Chagford, in the heart of Devon, lies on the edge of legendary Dartmoor National Park and is close to the beautiful River Teign. Easily accessible from Exeter, it is an important stopping point for visitors venturing to the picturesque South West of England. As a famous Stannary town, Chagford has an exciting and vibrant history and, over hundreds of years, has evolved into a very special, popular and charming place you won’t want to miss!
Archaeological remains confirm that a community has existed here for at least 4000 years. In historical times, Chagford grew due to the wool trade and from tin mining in the area, and in 1305 was made a stannary town where tin was traded. Among the most prominent tin-mining families in the 16th century were the Endecotts, Knapmans, Whiddons and Lethbridges. A cattle market in the town survived until the 1980s.

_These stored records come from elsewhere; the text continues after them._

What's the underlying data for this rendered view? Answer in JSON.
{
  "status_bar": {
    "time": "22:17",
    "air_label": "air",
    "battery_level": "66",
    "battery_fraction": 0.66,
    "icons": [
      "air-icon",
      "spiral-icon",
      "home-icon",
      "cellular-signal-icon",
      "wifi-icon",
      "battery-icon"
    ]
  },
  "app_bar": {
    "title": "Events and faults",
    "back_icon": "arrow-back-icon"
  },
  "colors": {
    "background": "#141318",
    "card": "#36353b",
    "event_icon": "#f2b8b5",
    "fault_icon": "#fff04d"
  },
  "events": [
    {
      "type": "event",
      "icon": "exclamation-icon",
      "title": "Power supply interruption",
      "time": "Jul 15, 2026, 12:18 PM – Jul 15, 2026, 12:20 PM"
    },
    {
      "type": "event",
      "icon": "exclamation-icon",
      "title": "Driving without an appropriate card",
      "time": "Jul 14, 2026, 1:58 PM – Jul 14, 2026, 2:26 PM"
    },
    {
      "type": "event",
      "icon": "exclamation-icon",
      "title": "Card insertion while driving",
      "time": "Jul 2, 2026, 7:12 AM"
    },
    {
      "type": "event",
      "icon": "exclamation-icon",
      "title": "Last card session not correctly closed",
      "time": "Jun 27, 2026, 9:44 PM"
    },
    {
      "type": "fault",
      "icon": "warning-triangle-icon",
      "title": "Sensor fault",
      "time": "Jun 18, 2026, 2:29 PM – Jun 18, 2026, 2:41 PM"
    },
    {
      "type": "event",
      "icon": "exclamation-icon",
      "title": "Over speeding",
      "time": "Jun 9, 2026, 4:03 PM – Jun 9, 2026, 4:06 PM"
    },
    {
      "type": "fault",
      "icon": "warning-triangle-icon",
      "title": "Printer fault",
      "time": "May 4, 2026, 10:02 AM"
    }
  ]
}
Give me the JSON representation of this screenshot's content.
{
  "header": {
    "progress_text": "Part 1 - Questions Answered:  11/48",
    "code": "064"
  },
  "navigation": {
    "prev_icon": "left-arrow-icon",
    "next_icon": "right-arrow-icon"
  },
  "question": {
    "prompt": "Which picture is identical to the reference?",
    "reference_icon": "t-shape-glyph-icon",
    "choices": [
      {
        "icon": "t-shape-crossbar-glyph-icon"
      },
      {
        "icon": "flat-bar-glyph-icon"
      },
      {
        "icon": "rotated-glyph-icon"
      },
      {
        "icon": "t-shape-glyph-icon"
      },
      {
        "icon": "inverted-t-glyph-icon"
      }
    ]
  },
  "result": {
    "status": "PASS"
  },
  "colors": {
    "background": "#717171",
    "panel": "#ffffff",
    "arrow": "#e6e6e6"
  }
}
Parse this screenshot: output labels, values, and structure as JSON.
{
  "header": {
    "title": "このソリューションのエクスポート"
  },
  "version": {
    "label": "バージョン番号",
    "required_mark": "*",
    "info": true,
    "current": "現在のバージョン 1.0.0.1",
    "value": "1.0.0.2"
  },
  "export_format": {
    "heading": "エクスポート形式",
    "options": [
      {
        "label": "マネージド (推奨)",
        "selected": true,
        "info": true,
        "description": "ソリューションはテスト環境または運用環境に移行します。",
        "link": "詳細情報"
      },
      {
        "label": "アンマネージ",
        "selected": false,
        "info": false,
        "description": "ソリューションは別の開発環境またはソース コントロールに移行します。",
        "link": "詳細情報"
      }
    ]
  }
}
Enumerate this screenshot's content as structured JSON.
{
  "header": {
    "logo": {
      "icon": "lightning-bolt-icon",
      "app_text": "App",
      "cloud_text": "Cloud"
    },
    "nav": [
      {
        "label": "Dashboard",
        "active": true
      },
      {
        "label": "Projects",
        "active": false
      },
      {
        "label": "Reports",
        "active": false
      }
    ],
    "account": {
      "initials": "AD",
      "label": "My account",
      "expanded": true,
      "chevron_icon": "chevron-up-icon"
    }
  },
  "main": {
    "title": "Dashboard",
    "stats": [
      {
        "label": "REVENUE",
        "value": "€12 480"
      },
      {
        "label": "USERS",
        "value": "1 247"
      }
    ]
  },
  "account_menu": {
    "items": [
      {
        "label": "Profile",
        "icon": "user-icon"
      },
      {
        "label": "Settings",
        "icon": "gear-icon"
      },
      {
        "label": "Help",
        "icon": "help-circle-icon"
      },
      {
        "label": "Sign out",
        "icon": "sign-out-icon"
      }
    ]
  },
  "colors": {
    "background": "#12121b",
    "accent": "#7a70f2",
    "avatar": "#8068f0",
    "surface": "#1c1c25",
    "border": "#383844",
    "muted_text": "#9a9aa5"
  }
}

In a Civil War skirmish Sydney Godolphin, the poet and Royalist MP for Helston, was shot and killed in the porch of the Three Crowns.
In 1987, the New Scientist reported that Chagford contained “the most radioactive loo in the world”, a reference to the high levels of Radon gas in this granite area.
Today Chagford is a thriving community with high property prices, busy streets, and an unusually wide range of shops for a town of this size. It is also known for its vibrant arts community, celebrated through the autumn Chagford Film Festival, the springtime Chagword literary festival (every two years), the summer’s Chagstock Music Festival, the annual Wonderworks crafts weekend, and other regular cultural events. The two large hardware stores in the town square have been run by the same two families for many years, but one of these is set to close in 2016, as is the Post Office. There are several tea rooms and whole food cafés, one restaurant, and several pubs. There are numerous guest houses and hotels in the surrounding countryside. These provide accommodation for the large influx of visitors during the year.